This imply that you shouldn’t send hundreds of tracking requests in a tight loop – otherwise it may take a very long time for all requests to complete and the user may quit your application long before all tracking requests are sent. Instead send on the completion of a user action like, for example, opening a document or completed a workflow. 

Furthermore BSWebTracker also manages its WebView instance diligently. It’ll discard the instance whenever there are no more tracking requests to send. You wouldn’t want to keep an unused WebView instance around, would you? It’s a heavyweight object – being a full-fledged web browser after all. So even though you shouldn’t burst a lot of requests, you’ll still want to keep them near (time-wise) to each other. In other words, maintain locality of reference. Try to group tracking requests in one lifecycle of your app – for example at startup – instead of sending far-flung requests. If you send requests only once in a while, there might be thrashing of WebView instance creation / destruction as the class creates a WebView instance to solely serve one request and then immediately deallocates it afterwards.

The sequence diagram below illustrates the typical flow of messages between your application, BSWebTracker, and how your tracking data finally ends up in Google.

BSWebTracker sequence diagram


As you can see from the diagram above, each time your application sends a tracking request, the class will just queue it for later. At the next run loop, it’ll pick up one request and send them over to the WebView. In turn the WebView will load the request and eventually Google Analytics gets to see your tracking request. After the WebView have completed a request, BSWebTracker will pickup another URL from the queue and send them over. This will continue until the last tracking request is completed. Should BSWebTracker tries to dequeue and see that the queue is empty, it’ll discards the WebView instance. 

One last note: currently BSWebTracker doesn’t do much error handling. If your website is down or otherwise cannot be reached, it’ll simply discard tracking requests and not saves them for later retry. It also doesn’t try to store the exact time when the tracking request occur and forward it to the analytics reports (e.g. backdates tracking action) and other fancy stuff. So probably the library will only be useful for online-type apps (like web browsers or instant messaging clients) and will need some adaptation to be used offline.

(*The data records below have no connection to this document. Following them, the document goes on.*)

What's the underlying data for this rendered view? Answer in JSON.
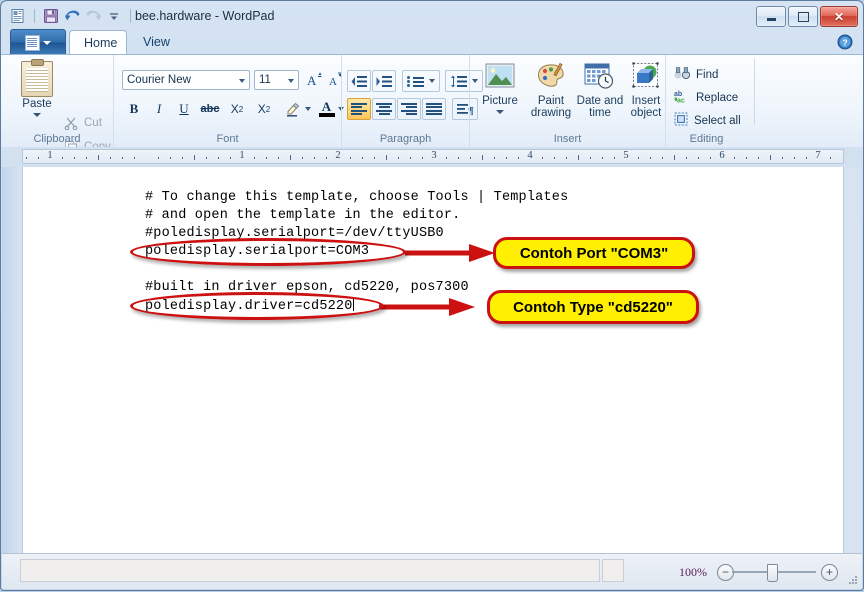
{
  "window": {
    "title": "bee.hardware - WordPad",
    "quick_access": [
      {
        "name": "wordpad-app-icon",
        "glyph": "document"
      },
      {
        "name": "save-icon",
        "glyph": "floppy"
      },
      {
        "name": "undo-icon",
        "glyph": "undo"
      },
      {
        "name": "redo-icon",
        "glyph": "redo"
      },
      {
        "name": "customize-qat-icon",
        "glyph": "chevron-down"
      }
    ],
    "buttons": {
      "minimize": "Minimize",
      "maximize": "Maximize",
      "close": "Close"
    }
  },
  "tabs": [
    {
      "label": "Home",
      "active": true
    },
    {
      "label": "View",
      "active": false
    }
  ],
  "help": {
    "label": "Help"
  },
  "ribbon": {
    "clipboard": {
      "label": "Clipboard",
      "paste": "Paste",
      "cut": "Cut",
      "copy": "Copy"
    },
    "font": {
      "label": "Font",
      "family": "Courier New",
      "size": "11",
      "grow": "Grow font",
      "shrink": "Shrink font",
      "bold": "B",
      "italic": "I",
      "underline": "U",
      "strikethrough": "abc",
      "subscript": "X",
      "superscript": "X",
      "highlight": "Text highlight color",
      "color": "A"
    },
    "paragraph": {
      "label": "Paragraph",
      "decrease_indent": "Decrease indent",
      "increase_indent": "Increase indent",
      "bullets": "Start a list",
      "line_spacing": "Line spacing",
      "align_left": "Align left",
      "align_center": "Center",
      "align_right": "Align right",
      "justify": "Justify",
      "paragraph_settings": "Paragraph"
    },
    "insert": {
      "label": "Insert",
      "items": [
        {
          "label1": "Picture",
          "label2": "",
          "icon": "picture-icon",
          "dropdown": true
        },
        {
          "label1": "Paint",
          "label2": "drawing",
          "icon": "paint-drawing-icon",
          "dropdown": false
        },
        {
          "label1": "Date and",
          "label2": "time",
          "icon": "date-and-time-icon",
          "dropdown": false
        },
        {
          "label1": "Insert",
          "label2": "object",
          "icon": "insert-object-icon",
          "dropdown": false
        }
      ]
    },
    "editing": {
      "label": "Editing",
      "find": "Find",
      "replace": "Replace",
      "select_all": "Select all"
    }
  },
  "ruler": {
    "numbers": [
      "1",
      "1",
      "2",
      "3",
      "4",
      "5",
      "7"
    ],
    "unit": "inch"
  },
  "document": {
    "lines": [
      "# To change this template, choose Tools | Templates",
      "# and open the template in the editor.",
      "#poledisplay.serialport=/dev/ttyUSB0",
      "poledisplay.serialport=COM3",
      "",
      "#built in driver epson, cd5220, pos7300",
      "poledisplay.driver=cd5220"
    ]
  },
  "annotations": {
    "accent_border": "#cc1111",
    "callout_fill": "#ffef00",
    "callouts": [
      {
        "name": "callout-port",
        "text": "Contoh Port \"COM3\""
      },
      {
        "name": "callout-type",
        "text": "Contoh Type \"cd5220\""
      }
    ],
    "highlights": [
      {
        "name": "highlight-serialport-line"
      },
      {
        "name": "highlight-driver-line"
      }
    ]
  },
  "status": {
    "zoom": "100%",
    "zoom_out": "−",
    "zoom_in": "+"
  }
}
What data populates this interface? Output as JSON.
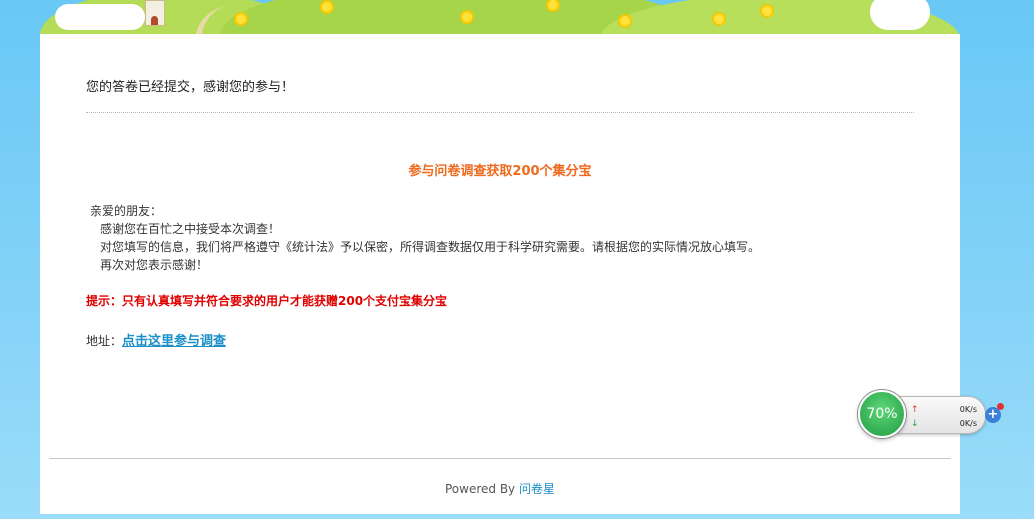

Get It Now

You can find BSWebTracker in Github, under the very liberal BSD open-source license. Please let me know if you find it useful and use it in your own app.

PS: I’ll always welcome a complementary license of your app ;-)

That’s all for now. Take care!


Avoid App Review rules by distributing outside the Mac App Store!

Get my FREE cheat sheets to help you distribute real macOS applications directly to power users.

* indicates required

When you subscribe you’ll also get programming tips, business advices, and career rants from the trenches about twice a month. I respect your e-mail privacy.

Avoid Delays and Rejections when Submitting Your App to The Store!

Follow my FREE cheat sheets to design, develop, or even amend your app to deserve its virtual shelf space in the App Store.

* indicates required

When you subscribe you’ll also get programming tips, business advices, and career rants from the trenches about twice a month. I respect your e-mail privacy.

0 thoughts on “Bringing Web Analytics for your Desktop App

Leave a Reply